When the game was over, they laughed about Romo surviving a Jay Bruce at-bat for the ages, about surviving a hanging breaking ball to Scott Rolen. It was like a hockey game when you're up 3-2 in the third period, getting outshot 15-1 and all you're trying to do is dump the puck out of the zone and run out the clock. "Exactly," said San Jose Sharks season-ticket holder Dave Righetti.
And so the Giants survived. No Brian Wilson for the season. Lincecum in the pen. Melky Cabrera at home. One of the game's great players, Buster Posey, was pitched so carefully, not only didn't he pull a ball in the air in seven games against the Cardinals, he had but four hits. So Pablo Sandoval knocked in runs in each of the last five games. Hunter Pence hit a double that actually struck his bat three times.

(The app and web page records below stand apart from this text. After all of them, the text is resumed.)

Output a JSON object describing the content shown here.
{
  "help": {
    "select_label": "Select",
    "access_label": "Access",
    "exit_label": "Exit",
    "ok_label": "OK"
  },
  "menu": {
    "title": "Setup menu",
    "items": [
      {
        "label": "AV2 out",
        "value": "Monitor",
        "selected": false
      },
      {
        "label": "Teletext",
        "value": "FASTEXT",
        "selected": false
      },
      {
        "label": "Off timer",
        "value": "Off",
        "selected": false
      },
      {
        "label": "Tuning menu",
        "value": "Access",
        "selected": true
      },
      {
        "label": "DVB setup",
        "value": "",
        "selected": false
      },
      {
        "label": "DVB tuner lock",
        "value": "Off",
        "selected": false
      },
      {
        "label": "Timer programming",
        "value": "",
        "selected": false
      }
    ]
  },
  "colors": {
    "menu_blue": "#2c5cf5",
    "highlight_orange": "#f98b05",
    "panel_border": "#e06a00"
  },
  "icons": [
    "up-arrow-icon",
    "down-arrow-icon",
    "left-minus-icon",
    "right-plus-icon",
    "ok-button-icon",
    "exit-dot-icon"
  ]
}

And when it began raining late Monday night, Marco Scutaro said, "never has the rain felt so good." Scutaro, of course, was the story of the NLCS. This is a man in his 19th professional season, who signed before the strike of 1994, once played second base in the instructional league aside a 17-year-old shortstop named Victor Martinez and was obtained by Brian Sabean for Charlie Culbertson at the Trade Deadline. He earned $75,000 for being NLCS MVP. That was part of the deal he signed with the Red Sox before the 2010 season, a season in which he played hurt and earned the respect of every teammate.
"Nothing Scutaro does surprises anyone who's ever played with him," says Alex Cora.
Ironically, Scutaro was traded by Boston to Colorado in January to clear payroll room to sign Cody Ross, the MVP of the 2010 NLCS, another brilliant under-the-radar move by Sabean.
Knocking out 14 hits, scoring six runs and getting four RBIs in a seven-game series would surprise anyone. Hitting .339 after the All-Star break surprised most everyone.
"He's a ballplayer," Sabean says, all two-dimensional statistics aside. "You have to have a few of those guys to play these games in October."
Scutaro is a ballplayer who knows what it means to survive, to have been waived by the Brewers and the Mets, go home to winter ball in Venezuela and get one multiyear contract in 19 years. Now he and his Giants teamates have to figure a way to survive Justin Verlander, Doug Fister, Anibal Sanchez and Max Scherzer, the Tigers' power rotation that likely will make them favored to bring Detroit its first World Series championship since 1984.
The Giants will begin by throwing Zito back out there Wednesday against Verlander. Game 2 starter? TBD. Game 3? TBD.
Bochy and Righetti will figure it out and they'll go play. Period. That's how they got here.
Peter Gammons is a columnist for MLB.com and an analyst for MLB Network. This story was not subject to the approval of Major League Baseball or its clubs.